Despite the ever-present rush of 101 strings, it's Isley's sentimental crooning that wins the day. Listeners will recognize his trademark yelps and yowls from the Isley Brothers' soul discography, but the cushy context of choirs and cellos is uncharted territory for Ronald. Soaring like a determined kite, Isley's heaven-bound falsetto defies the pull of gravity. And he improvises with abandon, taking Bacharach's memorable melodies to rarefied places they've never been. The ghost of the late Sam Cook is everywhere, a testament to the elegant weave of Isley's velvety R&B.

Move over Dionne Warwick and Dusty Springfield, whose interpretations of the Bacharach-David songbook defy time. If not definitive, Isley's "The Look of Love" comes close.

Abbey Lincoln
It's Me
I always considered Lincoln's rickety voice, worn at the edges and wobbling in and out of tune, an acquired taste. But this lovely record, another strings 'n' things affair, has changed my mind. It's Me is for everyone.

Sandwiched between cool ballad arrangements is rousing gospel, straight-up jazz and subtle lyrical asides. Lincoln, a sly ornithologist, likes to ruminate about her fine, feathered friends. Accordingly, her sandpapered pipes commingle with the flute of Jerome Richardson, which chirps canary-like. There's a flyover by Hoagy Carmicheal and Johnny Mercer's majestic "Skylark," and, later, a conversation with Irving Burgie's metaphorical "Yellow Bird."

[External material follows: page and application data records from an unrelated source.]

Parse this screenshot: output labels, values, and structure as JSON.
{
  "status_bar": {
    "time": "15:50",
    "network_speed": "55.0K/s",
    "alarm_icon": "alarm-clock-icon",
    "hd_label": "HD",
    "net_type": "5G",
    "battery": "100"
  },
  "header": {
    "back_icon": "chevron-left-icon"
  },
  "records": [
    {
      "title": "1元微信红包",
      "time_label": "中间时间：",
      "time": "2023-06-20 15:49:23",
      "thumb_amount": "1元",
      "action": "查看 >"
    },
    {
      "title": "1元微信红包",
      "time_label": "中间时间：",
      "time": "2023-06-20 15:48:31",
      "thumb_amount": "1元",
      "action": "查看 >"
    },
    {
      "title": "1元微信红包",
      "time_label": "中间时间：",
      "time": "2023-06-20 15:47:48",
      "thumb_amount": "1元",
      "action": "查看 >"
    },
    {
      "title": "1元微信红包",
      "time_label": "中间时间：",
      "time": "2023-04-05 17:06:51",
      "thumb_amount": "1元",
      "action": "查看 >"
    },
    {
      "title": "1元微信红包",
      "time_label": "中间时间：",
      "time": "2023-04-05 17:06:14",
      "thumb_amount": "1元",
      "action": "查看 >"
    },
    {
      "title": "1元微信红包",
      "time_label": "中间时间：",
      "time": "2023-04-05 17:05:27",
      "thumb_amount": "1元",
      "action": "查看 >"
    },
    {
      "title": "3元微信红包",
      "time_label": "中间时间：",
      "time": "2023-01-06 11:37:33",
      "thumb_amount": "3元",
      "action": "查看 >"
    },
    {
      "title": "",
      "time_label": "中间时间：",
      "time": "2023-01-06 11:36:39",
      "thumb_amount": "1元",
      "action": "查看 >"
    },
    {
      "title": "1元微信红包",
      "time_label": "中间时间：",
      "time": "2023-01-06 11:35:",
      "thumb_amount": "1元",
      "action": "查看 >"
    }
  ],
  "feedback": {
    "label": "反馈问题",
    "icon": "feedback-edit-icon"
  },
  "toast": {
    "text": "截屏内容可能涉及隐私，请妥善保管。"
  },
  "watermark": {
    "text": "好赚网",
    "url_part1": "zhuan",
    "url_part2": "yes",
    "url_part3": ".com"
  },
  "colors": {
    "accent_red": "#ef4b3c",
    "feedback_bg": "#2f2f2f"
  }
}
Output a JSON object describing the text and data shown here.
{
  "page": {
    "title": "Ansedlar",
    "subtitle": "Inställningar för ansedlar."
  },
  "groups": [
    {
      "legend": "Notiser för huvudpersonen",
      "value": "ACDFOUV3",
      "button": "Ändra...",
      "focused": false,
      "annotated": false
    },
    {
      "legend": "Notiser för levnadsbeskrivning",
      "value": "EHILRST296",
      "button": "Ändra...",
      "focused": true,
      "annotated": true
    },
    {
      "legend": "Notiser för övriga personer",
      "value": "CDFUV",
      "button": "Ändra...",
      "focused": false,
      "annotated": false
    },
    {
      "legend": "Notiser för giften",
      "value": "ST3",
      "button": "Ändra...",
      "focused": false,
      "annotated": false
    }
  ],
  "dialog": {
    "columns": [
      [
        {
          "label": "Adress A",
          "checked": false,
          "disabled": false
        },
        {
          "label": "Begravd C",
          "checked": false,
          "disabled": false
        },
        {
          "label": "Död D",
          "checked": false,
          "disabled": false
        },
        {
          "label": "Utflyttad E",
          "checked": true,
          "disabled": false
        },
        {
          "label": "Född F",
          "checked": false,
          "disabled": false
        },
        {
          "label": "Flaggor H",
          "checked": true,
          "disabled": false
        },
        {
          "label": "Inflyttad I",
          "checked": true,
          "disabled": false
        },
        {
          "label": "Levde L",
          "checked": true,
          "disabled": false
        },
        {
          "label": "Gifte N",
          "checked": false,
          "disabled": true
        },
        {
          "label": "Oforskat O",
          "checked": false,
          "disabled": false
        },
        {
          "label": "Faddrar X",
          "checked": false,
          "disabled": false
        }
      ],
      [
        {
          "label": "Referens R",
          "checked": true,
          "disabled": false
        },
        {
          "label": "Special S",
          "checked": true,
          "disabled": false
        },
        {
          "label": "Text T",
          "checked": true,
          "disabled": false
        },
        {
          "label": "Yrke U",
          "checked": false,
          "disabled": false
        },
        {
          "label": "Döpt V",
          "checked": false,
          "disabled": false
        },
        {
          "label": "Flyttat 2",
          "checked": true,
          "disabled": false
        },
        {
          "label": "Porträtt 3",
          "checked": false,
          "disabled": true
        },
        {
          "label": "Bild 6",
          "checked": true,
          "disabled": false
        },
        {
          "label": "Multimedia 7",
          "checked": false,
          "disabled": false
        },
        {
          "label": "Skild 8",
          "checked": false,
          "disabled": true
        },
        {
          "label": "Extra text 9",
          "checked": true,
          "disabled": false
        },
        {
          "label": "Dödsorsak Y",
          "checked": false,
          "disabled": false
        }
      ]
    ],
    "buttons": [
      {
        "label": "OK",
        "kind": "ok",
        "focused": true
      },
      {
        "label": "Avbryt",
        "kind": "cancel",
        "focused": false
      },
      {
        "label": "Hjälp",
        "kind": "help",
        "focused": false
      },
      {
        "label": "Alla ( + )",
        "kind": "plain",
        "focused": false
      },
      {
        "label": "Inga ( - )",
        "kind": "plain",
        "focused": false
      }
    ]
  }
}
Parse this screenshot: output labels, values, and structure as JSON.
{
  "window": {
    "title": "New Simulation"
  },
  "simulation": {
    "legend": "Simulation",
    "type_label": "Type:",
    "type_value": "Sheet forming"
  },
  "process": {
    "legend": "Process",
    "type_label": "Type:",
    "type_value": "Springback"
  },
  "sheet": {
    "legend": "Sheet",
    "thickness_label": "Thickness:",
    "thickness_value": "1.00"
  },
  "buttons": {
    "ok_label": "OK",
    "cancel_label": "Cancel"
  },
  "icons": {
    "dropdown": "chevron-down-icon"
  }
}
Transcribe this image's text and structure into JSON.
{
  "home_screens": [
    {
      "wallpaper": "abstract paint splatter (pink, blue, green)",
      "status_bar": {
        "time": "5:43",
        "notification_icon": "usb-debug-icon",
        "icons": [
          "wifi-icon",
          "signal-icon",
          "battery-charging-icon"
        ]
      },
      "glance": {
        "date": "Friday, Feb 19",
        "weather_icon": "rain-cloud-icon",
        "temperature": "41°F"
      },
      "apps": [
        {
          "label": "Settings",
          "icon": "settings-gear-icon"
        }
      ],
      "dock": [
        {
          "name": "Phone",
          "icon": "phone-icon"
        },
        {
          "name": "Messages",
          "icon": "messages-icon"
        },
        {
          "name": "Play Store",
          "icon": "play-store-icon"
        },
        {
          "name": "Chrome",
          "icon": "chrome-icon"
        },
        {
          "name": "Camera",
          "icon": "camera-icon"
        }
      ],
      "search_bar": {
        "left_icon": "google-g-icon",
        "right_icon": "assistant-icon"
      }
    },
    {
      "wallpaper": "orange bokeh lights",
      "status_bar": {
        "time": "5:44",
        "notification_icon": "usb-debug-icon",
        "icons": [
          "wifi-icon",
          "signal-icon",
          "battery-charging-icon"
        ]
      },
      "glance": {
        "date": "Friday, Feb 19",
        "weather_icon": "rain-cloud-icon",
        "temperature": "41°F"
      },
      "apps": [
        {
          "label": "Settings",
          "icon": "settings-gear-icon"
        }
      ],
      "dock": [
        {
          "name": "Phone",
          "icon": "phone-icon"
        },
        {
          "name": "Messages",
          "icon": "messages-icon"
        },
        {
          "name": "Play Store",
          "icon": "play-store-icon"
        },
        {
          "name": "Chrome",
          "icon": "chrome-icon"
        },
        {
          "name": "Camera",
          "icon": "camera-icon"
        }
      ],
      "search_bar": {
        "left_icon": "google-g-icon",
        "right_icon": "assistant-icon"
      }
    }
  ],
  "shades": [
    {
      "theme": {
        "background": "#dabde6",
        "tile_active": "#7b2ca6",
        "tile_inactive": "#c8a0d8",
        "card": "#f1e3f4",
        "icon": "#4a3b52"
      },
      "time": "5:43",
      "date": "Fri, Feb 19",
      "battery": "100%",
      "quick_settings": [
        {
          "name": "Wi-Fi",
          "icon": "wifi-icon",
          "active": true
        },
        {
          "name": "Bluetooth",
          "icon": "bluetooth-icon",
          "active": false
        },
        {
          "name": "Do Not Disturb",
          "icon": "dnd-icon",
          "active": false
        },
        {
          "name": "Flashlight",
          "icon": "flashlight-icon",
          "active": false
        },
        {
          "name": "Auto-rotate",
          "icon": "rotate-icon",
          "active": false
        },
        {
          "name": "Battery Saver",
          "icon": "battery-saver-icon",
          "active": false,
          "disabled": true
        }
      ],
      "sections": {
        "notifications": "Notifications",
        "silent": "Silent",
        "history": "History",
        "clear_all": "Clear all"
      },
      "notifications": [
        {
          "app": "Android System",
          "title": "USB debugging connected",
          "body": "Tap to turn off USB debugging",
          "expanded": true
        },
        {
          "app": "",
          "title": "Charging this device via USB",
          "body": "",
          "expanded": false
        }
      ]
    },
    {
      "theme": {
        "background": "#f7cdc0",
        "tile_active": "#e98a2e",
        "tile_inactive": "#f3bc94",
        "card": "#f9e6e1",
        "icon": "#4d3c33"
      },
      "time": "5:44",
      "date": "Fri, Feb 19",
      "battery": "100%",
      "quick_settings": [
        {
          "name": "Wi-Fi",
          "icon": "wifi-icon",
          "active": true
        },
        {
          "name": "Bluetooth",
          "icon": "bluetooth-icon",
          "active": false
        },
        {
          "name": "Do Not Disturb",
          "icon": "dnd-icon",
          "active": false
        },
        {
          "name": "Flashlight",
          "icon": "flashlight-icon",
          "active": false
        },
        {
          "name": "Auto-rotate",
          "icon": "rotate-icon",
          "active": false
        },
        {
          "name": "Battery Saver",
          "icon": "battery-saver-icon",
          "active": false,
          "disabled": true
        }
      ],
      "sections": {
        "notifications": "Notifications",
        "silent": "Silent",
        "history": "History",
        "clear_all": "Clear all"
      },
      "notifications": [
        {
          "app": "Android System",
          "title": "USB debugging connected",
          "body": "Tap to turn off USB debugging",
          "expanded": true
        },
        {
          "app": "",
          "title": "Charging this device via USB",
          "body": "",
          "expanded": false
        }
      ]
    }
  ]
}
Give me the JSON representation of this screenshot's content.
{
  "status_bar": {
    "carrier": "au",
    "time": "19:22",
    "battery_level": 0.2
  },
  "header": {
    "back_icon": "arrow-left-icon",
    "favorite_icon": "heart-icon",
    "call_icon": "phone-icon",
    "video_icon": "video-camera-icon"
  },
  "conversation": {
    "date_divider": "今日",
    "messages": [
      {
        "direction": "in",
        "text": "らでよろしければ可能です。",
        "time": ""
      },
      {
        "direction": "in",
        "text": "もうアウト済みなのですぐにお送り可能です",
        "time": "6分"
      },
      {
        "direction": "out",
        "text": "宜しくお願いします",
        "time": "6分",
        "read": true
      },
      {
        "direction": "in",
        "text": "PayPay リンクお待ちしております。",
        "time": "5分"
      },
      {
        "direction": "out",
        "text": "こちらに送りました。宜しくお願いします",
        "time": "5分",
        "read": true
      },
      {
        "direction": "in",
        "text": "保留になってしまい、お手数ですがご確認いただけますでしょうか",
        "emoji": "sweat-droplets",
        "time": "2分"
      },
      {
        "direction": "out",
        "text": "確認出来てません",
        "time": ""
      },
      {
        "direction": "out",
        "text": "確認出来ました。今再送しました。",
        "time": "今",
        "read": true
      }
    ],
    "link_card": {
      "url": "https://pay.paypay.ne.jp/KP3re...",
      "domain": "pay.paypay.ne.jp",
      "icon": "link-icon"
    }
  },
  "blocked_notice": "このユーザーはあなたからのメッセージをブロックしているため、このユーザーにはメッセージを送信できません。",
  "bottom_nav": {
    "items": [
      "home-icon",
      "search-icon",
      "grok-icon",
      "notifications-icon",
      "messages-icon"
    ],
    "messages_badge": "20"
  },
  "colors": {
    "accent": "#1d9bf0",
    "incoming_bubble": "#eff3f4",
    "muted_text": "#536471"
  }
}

"What makes breezes blow?" Lincoln asks earnestly. Then, "What makes rivers flow?" A simple couplet rife with poignancy, and the wizened Lincoln, at age 73, is smart enough to read the lyric sans adornment.EndBlock

Five more:
Kurt Elling--Man in the Air (Blue Note). Part dare-devil, part poet, Elling long ago outgrew the comparisons to fellow beatnik Mark Murphy, his role model. The repertoire is demanding as ever, featuring familiar melodies by instrumentalists like Pat Metheny retooled with the singer's unflinching lyrics. Passionate music by an American original.

Nancy Harrow--Winter Dreams (Artists House). A mixture of cabaret and jazz opera, Dreams is a high-minded song cycle based on the life of F. Scott Fitzgerald. There's nothing like it in the jazz cannon. Portrayed by Harrow and Grady Tate, who storytell in animated fashion, the famous characters of Gatsby and Daisy emerge, as do Zelda and Fitzgerald himself. Fueled by love, champagne and the bubbling piano of the late Roland Hanna, Harrow's masterwork is a potent cocktail.

Ithamara Koorax--Love Dance (Milestone). Divergent guest spots by Cuban pianist Gonzalo Rubalcaba, guitarist John McLaughlin and bossa nova legend Luis Bonfa insure a certain, ah, eclecticism. And dig: the Brazilian chanteuse scats in four languages.

Dianne Reeves--A Little Moonlight (Blue Note). And candlelight, too. An intimate small group affair delivered by a confident singer with liquid tone, but one also prone to bombast. No pyrotechnics here, though. Just warm standards delivered with tasty reserve.

Luciana Souza--North and South (Sunnyside). Music from North and South America sung by a Brazilian. The result is a rare bossa nova-style record minus guitar. Instead, the piano (Fred Hersch and others) brings the beat and Souza, the soul.

Add a comment